- [Work instructions]
Each line must appear in the answer exactly as it does in the data.

==== Dataset extract

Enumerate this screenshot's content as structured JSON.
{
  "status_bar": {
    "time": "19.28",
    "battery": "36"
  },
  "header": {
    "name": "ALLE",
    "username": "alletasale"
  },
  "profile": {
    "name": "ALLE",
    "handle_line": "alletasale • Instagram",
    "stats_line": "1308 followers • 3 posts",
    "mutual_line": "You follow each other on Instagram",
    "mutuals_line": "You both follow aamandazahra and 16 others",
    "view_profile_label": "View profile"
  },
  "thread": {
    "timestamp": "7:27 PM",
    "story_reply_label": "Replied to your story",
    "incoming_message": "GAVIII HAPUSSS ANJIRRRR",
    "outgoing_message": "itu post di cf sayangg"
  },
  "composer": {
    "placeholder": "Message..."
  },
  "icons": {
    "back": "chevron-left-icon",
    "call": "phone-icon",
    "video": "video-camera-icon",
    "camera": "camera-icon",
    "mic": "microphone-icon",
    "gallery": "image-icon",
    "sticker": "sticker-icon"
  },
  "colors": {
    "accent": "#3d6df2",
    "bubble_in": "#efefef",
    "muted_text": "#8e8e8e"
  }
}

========

- [Output for this task]
Enumerate this screenshot's content as structured JSON.
{
  "status_bar": {
    "time": "19.28",
    "battery": "36"
  },
  "header": {
    "name": "ALLE",
    "username": "alletasale"
  },
  "profile": {
    "name": "ALLE",
    "handle_line": "alletasale • Instagram",
    "stats_line": "1308 followers • 3 posts",
    "mutual_line": "You follow each other on Instagram",
    "mutuals_line": "You both follow aamandazahra and 16 others",
    "view_profile_label": "View profile"
  },
  "thread": {
    "timestamp": "7:27 PM",
    "story_reply_label": "Replied to your story",
    "incoming_message": "GAVIII HAPUSSS ANJIRRRR",
    "outgoing_message": "itu post di cf sayangg"
  },
  "composer": {
    "placeholder": "Message..."
  },
  "icons": {
    "back": "chevron-left-icon",
    "call": "phone-icon",
    "video": "video-camera-icon",
    "camera": "camera-icon",
    "mic": "microphone-icon",
    "gallery": "image-icon",
    "sticker": "sticker-icon"
  },
  "colors": {
    "accent": "#3d6df2",
    "bubble_in": "#efefef",
    "muted_text": "#8e8e8e"
  }
}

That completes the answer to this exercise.